Mostly I just mention this because it is neat; one area of human activity has been rendered relatively safe from weather and accident and put on stable footing through computers and the internet and a really large dose of trust and cooperation.3 Like most things that decrease variance, though, this perhaps fattens the tails: you’re all backed up in the cloud, but if the cloud fails, you’re really quite screwed. In the olden tymes your clerk could lose your stock certificate and you’d be out of luck, but the damage would be limited to you; in the new times that’s impossible but if something did take down DTCC’s computer records that would be absolutely amazingly terrible.

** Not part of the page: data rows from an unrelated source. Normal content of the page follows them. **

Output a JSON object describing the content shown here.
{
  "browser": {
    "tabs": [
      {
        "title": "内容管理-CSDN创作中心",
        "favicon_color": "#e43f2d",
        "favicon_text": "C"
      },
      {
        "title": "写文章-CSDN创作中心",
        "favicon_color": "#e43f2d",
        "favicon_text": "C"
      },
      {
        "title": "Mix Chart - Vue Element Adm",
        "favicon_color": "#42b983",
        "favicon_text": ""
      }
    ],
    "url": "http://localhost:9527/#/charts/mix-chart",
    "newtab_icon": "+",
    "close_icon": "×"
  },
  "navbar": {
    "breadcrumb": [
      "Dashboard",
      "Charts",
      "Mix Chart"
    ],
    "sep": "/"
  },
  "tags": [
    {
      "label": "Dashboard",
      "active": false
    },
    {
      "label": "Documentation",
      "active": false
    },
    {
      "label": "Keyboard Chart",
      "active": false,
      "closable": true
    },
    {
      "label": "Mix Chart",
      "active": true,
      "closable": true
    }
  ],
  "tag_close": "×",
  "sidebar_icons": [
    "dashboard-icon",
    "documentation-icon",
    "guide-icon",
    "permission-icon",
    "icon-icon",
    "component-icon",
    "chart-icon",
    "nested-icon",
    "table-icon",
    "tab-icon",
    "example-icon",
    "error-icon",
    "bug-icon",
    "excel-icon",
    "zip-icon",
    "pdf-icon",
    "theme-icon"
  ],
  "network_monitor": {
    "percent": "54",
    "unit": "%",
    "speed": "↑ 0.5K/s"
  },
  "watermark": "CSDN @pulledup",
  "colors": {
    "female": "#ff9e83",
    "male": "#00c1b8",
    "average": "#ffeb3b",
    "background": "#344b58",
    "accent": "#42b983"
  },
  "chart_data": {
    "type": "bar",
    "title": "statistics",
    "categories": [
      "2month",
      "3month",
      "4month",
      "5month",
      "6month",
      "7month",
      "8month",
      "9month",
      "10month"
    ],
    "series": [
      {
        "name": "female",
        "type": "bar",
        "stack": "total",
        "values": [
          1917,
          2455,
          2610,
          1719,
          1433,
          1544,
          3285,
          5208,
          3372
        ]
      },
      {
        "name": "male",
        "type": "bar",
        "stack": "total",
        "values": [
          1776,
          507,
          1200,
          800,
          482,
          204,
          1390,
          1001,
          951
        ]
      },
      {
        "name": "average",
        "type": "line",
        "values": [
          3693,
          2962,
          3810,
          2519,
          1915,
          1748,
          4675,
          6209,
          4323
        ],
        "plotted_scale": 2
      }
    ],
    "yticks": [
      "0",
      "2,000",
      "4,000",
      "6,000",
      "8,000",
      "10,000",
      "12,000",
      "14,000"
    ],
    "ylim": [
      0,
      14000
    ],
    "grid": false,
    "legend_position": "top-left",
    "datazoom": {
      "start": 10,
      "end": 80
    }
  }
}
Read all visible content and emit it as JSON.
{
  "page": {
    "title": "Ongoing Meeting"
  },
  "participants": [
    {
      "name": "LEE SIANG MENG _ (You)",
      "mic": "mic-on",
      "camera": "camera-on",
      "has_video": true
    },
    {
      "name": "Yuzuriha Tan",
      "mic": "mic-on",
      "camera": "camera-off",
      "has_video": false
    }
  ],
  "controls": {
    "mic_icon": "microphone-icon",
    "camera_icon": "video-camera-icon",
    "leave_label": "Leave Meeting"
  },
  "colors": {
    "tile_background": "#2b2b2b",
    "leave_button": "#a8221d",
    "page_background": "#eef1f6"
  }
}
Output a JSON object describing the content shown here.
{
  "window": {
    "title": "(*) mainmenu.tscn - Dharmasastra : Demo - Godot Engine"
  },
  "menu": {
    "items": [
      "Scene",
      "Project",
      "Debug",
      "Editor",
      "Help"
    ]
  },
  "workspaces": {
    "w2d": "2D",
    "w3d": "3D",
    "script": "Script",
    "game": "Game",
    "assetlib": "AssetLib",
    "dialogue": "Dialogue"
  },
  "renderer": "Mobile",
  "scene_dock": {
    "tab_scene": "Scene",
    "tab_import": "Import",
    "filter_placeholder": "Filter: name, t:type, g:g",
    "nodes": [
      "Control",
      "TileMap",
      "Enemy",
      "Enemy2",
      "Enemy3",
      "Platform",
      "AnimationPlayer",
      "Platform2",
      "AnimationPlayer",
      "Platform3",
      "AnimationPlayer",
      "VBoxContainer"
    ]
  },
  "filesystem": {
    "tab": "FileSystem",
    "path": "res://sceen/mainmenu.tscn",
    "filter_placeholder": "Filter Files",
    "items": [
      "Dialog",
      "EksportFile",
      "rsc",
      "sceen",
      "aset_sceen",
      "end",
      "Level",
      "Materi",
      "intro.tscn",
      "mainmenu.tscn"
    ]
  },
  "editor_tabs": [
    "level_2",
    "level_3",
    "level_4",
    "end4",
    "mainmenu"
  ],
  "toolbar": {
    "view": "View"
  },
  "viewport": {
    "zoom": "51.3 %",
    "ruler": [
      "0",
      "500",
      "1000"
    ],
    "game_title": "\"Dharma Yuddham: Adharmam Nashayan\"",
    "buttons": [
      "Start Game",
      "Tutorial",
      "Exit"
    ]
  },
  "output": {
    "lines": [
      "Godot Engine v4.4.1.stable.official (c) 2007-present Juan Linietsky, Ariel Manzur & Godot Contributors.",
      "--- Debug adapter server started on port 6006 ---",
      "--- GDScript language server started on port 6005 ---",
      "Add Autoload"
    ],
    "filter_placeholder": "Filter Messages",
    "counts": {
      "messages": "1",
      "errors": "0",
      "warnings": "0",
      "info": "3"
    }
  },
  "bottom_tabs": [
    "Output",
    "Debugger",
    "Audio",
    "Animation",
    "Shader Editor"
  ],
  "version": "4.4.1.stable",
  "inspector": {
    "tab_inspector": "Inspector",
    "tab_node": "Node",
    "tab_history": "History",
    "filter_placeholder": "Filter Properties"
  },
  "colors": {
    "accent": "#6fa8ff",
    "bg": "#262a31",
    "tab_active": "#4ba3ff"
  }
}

So let’s hope that doesn’t happen.
1. Paul Wilmott has complained about quantitative finance that it is not much of a science because it lacks conservation laws; one might spin from DTCC a law of conservation of abstraction, though I wouldn’t want to build math around it. Exercise for somebody.
2. Incidentally some dividing will tell you that each “certificate” owned by DTCC is worth about $10mm; these are not, like, single shares of stock but rather things like global notes where a $500mm bond issue is written on one piece of paper handed to DTCC.
3. I also point it out because one notable chunk of the financial industry has not gone this way. Opposition to MERS, which you can think of as sort of the DTCC for mortgages, continues unabated, and continues to puzzle me. If a town-hall basement floods, without MERS it will be much harder to figure out who owns what mortgages in that town. Though of course if MERS replaces town halls then you risk losing all the mortgages.